Your answer should repeat every line of the records below in which the word "this" appears.

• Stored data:
[Start of section]

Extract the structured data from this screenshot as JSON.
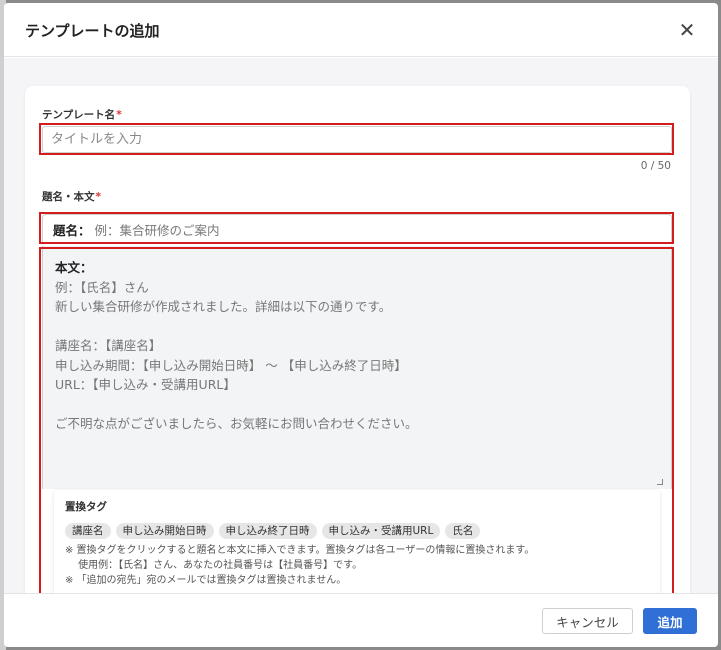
{
  "modal": {
    "title": "テンプレートの追加",
    "close_icon": "close-icon"
  },
  "form": {
    "title_field": {
      "label": "テンプレート名",
      "required_mark": "*",
      "placeholder": "タイトルを入力",
      "value": "",
      "counter": "0 / 50"
    },
    "content_field": {
      "label": "題名・本文",
      "required_mark": "*",
      "subject_label": "題名：",
      "subject_placeholder": "例：集合研修のご案内",
      "body_label": "本文：",
      "body_placeholder_lines": [
        "例：【氏名】さん",
        "新しい集合研修が作成されました。詳細は以下の通りです。",
        "",
        "講座名：【講座名】",
        "申し込み期間：【申し込み開始日時】 ～ 【申し込み終了日時】",
        "URL：【申し込み・受講用URL】",
        "",
        "ご不明な点がございましたら、お気軽にお問い合わせください。"
      ]
    },
    "tags": {
      "title": "置換タグ",
      "items": [
        "講座名",
        "申し込み開始日時",
        "申し込み終了日時",
        "申し込み・受講用URL",
        "氏名"
      ],
      "notes": [
        "※ 置換タグをクリックすると題名と本文に挿入できます。置換タグは各ユーザーの情報に置換されます。",
        "　 使用例：【氏名】さん、あなたの社員番号は【社員番号】です。",
        "※ 「追加の宛先」宛のメールでは置換タグは置換されません。"
      ]
    }
  },
  "footer": {
    "cancel_label": "キャンセル",
    "submit_label": "追加"
  },
  "colors": {
    "accent": "#2f6fd6",
    "highlight": "#d31c1c",
    "required": "#e03131"
  }
}
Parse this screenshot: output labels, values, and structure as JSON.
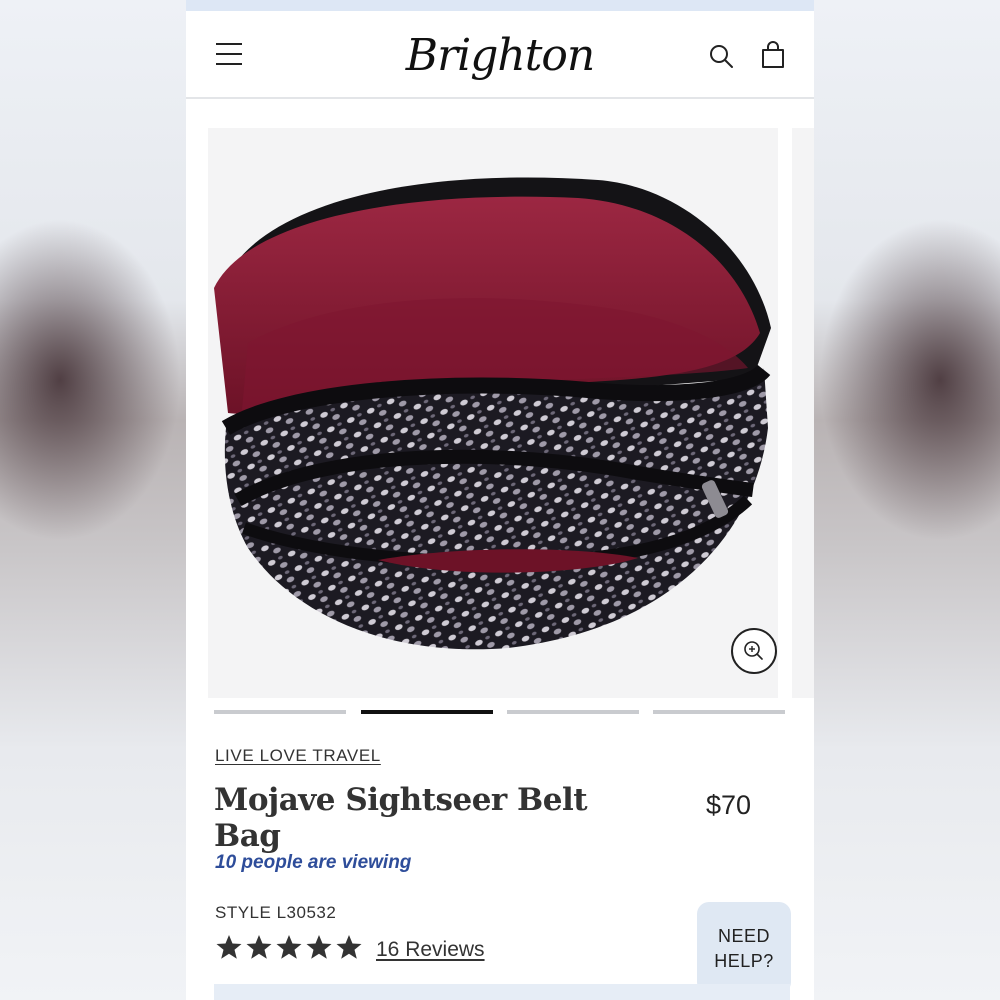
{
  "header": {
    "brand": "Brighton",
    "icons": [
      "menu-icon",
      "search-icon",
      "shopping-bag-icon"
    ]
  },
  "gallery": {
    "slide_count": 4,
    "active_slide": 2,
    "zoom_icon": "zoom-in-icon"
  },
  "product": {
    "collection": "LIVE LOVE TRAVEL",
    "title": "Mojave Sightseer Belt Bag",
    "price": "$70",
    "viewers": "10 people are viewing",
    "style": "STYLE L30532",
    "rating": 5,
    "reviews": "16 Reviews"
  },
  "help": {
    "line1": "NEED",
    "line2": "HELP?"
  },
  "colors": {
    "accent_blue": "#2e4d9a",
    "help_bubble": "#dfe8f3",
    "promo_strip": "#dde7f5",
    "lining_burgundy": "#8a1c38"
  }
}
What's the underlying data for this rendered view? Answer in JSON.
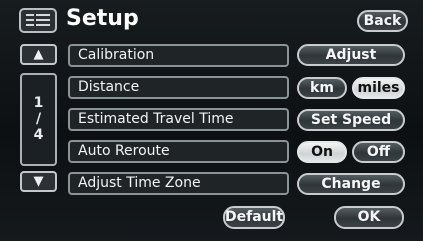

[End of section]

• Result of the exercise:
Extract the structured data from this screenshot as JSON.
Parse this screenshot: output labels, values, and structure as JSON.
What's the underlying data for this rendered view? Answer in JSON.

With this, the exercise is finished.